__Available data__.

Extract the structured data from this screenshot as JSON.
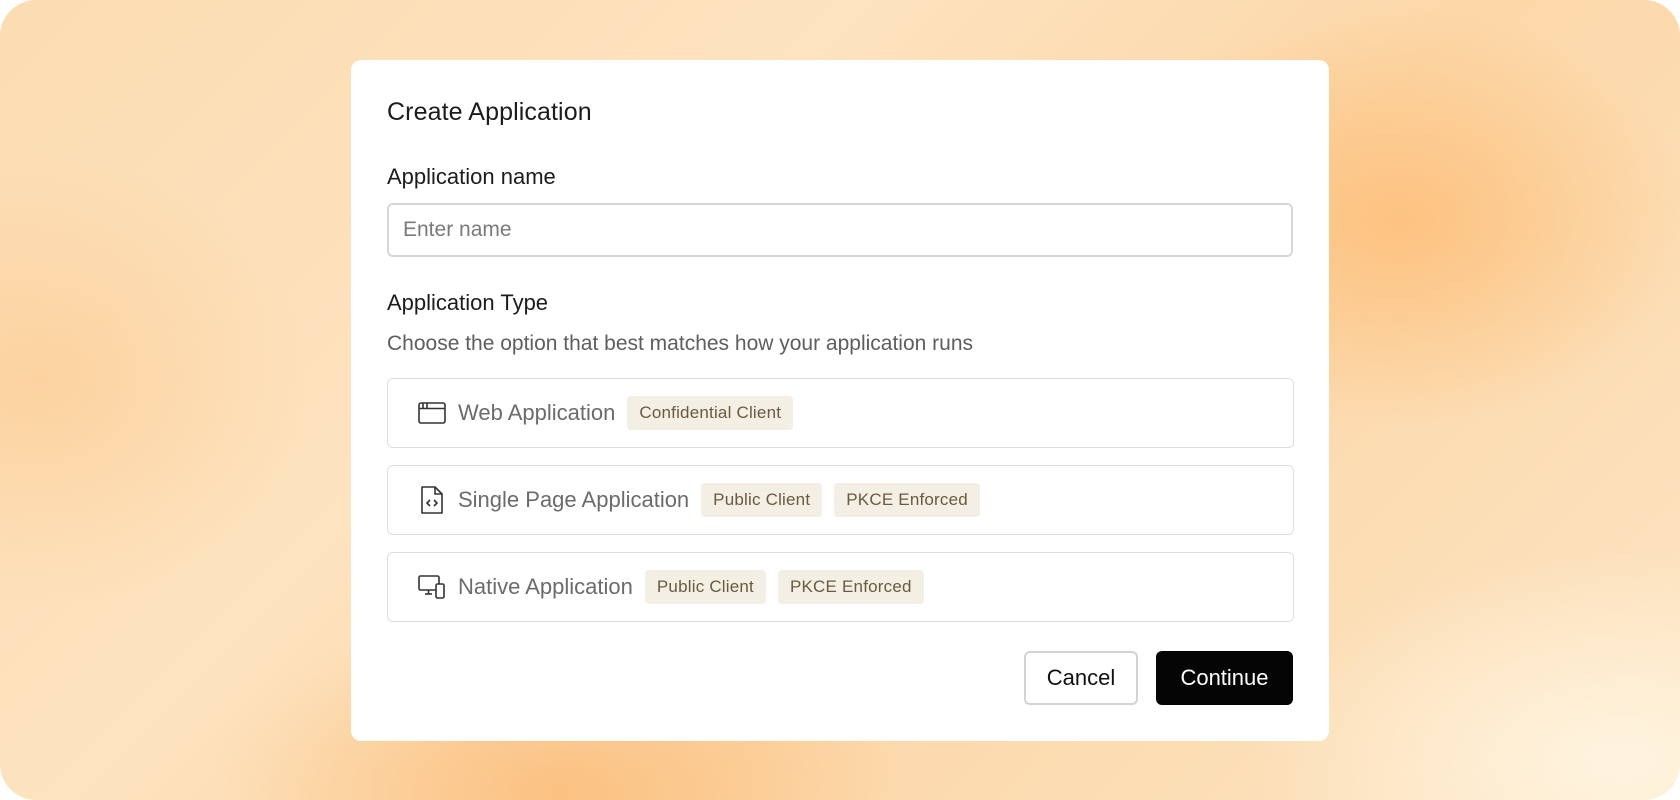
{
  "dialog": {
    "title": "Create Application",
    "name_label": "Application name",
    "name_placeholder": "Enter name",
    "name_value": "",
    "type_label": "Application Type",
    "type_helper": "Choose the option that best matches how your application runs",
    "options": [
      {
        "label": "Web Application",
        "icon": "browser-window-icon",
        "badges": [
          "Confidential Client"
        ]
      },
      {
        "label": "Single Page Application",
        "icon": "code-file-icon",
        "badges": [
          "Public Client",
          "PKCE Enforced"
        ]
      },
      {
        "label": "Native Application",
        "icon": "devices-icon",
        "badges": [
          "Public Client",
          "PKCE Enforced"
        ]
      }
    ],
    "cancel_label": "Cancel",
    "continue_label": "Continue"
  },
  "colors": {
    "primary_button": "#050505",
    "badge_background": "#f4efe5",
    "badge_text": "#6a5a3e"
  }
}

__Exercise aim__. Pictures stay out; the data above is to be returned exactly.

__Answer box__.
Extract the structured data from this screenshot as JSON.
{
  "dialog": {
    "title": "Create Application",
    "name_label": "Application name",
    "name_placeholder": "Enter name",
    "name_value": "",
    "type_label": "Application Type",
    "type_helper": "Choose the option that best matches how your application runs",
    "options": [
      {
        "label": "Web Application",
        "icon": "browser-window-icon",
        "badges": [
          "Confidential Client"
        ]
      },
      {
        "label": "Single Page Application",
        "icon": "code-file-icon",
        "badges": [
          "Public Client",
          "PKCE Enforced"
        ]
      },
      {
        "label": "Native Application",
        "icon": "devices-icon",
        "badges": [
          "Public Client",
          "PKCE Enforced"
        ]
      }
    ],
    "cancel_label": "Cancel",
    "continue_label": "Continue"
  },
  "colors": {
    "primary_button": "#050505",
    "badge_background": "#f4efe5",
    "badge_text": "#6a5a3e"
  }
}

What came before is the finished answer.